The champions of business aviation argue that it provides an essential business tool and broadly supports the economy. This implies that its activity should be aligned to the overall health of the economy. In fact, this correlation plays out pretty closely with respect to the trend-line in business aviation flights in the UK since 2007: booming until 2008, knocked into a cocked hat in 2009, very slow to recover, but, since last year, doing a lot better than the rest of Europe – pretty much a mirror of the UK’s GDP performance since the financial crisis.
Like the economy, the UK’s business aviation activity is centered in London. It has the country’s busiest six airports, led by Luton and Farnborough. The next busiest in 2014 was Guernsey. London’s flight activity was up 4% last year, but there was also significant growth outside London, with Manchester up 10% and Glasgow up 15%. If anything, business aviation activity in the UK is accelerating in 2015, with 6% growth in March. In Q1 2015 the UK has added the equivalent of 256 extra flights per month.
The UK’s growth, which lagged behind the European trend for much of the recession, now contrasts with a very sluggish start to the year on the continent. Business aviation flights in the rest of the EU are actually down about 1% this year, and the wider European area trails last year’s activity by 5% due to the still-collapsing market in Russia and the Ukraine. Switzerland is one market that is already clearly feeling the impact of fewer Russian visitors. This summer, those relying heavily on Moscow’s erstwhile connections to the Mediterranean region will also feel the pinch.
To a lesser extent, the UK has also suffered from regional turmoil on Europe’s periphery – flight connections with the Middle East were down 1% last year, and arrivals from the Commonwealth Independent States (CIS) are down 13% this year. But the UK has also benefited from its wider connections with the rest of the world, with flights to Asia up 22% last year, and connections with Africa and North America increasing 7%. The USA is an important market, with 780 inbound business aviation charter arrivals in the UK last year. The most regularly flown city pair, Farnborough-Teterboro, saw activity increase 20% in 2014.

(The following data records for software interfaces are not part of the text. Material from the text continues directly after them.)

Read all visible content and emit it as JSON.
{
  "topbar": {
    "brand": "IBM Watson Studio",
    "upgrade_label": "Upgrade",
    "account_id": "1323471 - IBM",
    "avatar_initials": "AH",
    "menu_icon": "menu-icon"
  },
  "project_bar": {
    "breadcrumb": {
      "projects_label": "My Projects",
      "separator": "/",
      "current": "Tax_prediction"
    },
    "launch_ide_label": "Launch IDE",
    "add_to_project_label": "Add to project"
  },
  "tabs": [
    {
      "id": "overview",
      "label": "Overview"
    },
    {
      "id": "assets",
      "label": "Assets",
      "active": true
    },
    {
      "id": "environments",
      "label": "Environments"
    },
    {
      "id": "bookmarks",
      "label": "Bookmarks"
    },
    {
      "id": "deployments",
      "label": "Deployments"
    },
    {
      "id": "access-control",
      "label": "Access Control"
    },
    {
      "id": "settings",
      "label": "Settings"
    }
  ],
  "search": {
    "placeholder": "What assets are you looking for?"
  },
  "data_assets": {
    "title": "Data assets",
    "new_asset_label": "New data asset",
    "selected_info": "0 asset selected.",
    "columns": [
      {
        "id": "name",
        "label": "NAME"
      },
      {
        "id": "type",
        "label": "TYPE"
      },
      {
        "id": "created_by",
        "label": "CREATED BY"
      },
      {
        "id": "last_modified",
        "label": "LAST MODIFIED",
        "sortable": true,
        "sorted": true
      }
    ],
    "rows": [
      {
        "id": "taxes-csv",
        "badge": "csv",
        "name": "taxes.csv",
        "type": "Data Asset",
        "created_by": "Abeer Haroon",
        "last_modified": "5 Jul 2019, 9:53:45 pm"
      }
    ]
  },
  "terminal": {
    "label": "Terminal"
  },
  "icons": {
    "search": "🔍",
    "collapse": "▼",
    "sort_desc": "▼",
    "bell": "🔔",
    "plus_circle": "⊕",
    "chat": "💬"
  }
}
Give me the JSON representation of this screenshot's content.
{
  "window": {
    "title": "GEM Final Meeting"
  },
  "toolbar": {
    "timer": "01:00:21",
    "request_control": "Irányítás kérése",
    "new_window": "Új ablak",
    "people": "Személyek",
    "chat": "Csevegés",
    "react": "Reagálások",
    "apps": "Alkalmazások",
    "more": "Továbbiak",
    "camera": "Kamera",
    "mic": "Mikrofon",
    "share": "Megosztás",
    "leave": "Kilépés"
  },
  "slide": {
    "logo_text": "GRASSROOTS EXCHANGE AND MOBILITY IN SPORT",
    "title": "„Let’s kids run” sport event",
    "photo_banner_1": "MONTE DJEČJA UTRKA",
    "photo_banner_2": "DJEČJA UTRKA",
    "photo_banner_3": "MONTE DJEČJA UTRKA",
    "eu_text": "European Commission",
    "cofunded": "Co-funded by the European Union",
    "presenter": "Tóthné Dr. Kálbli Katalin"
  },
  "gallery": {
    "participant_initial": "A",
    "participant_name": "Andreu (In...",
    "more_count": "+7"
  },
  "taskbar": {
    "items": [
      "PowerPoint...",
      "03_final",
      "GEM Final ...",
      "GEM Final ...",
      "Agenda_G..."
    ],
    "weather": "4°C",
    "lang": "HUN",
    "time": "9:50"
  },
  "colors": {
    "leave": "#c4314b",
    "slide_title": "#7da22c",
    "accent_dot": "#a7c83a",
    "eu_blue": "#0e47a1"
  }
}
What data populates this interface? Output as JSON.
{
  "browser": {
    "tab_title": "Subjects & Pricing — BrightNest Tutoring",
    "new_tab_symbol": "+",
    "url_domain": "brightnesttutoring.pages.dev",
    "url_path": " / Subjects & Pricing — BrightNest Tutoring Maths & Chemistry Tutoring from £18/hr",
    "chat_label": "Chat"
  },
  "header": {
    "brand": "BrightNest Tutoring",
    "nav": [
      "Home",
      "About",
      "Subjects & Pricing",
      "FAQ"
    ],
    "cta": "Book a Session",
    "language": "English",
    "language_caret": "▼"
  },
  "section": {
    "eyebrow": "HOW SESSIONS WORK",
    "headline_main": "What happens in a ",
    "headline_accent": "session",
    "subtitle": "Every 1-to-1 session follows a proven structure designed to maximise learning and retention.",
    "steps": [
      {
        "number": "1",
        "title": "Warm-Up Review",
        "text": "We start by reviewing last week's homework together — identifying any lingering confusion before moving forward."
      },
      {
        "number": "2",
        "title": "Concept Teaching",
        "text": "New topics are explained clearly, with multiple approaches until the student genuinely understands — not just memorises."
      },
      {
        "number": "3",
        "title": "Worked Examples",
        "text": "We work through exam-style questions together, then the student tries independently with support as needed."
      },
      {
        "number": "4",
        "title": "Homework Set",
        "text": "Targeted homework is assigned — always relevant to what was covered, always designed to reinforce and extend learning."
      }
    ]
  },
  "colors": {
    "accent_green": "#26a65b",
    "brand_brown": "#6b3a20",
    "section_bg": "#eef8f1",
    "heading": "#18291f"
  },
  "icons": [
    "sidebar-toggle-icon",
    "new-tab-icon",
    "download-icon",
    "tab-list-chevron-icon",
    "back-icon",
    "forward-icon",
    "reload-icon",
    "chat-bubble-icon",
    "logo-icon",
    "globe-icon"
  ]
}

Compared to Europe, the UK’s fleet is disproportionately large cabin, with a particular emphasis on Ultra Long Range (ULR) aircraft. For example, the UK ranks as Europe’s busiest market for Bombardier Global series aircraft. ULR demand has been resilient throughout the recession, but nowhere more than in the UK; last year, demand for ULR flights increased 18%. The UK is also over-represented at the other end of the scale, in turboprops. Last year saw a major resurgence in this activity; for example, King Air 200 flights were up 16%.
A remarkable data point in the analysis of business aviation activity in the UK last year is that it involved more than 7,000 unique aircraft tails, which is about 25% of the global fleet. This shows how central the UK is to the travel demands of global business aviation customers. An approximate 340,000 passengers were transported on such flights from the UK, with an estimated direct benefit to the industry of some €1.5bn (US$1.6bn). So it seems that after several years of despond, the UK’s business aviation sector is becoming a success story. But as ever, it remains a challenge to convince the government of this value.
April 9, 2015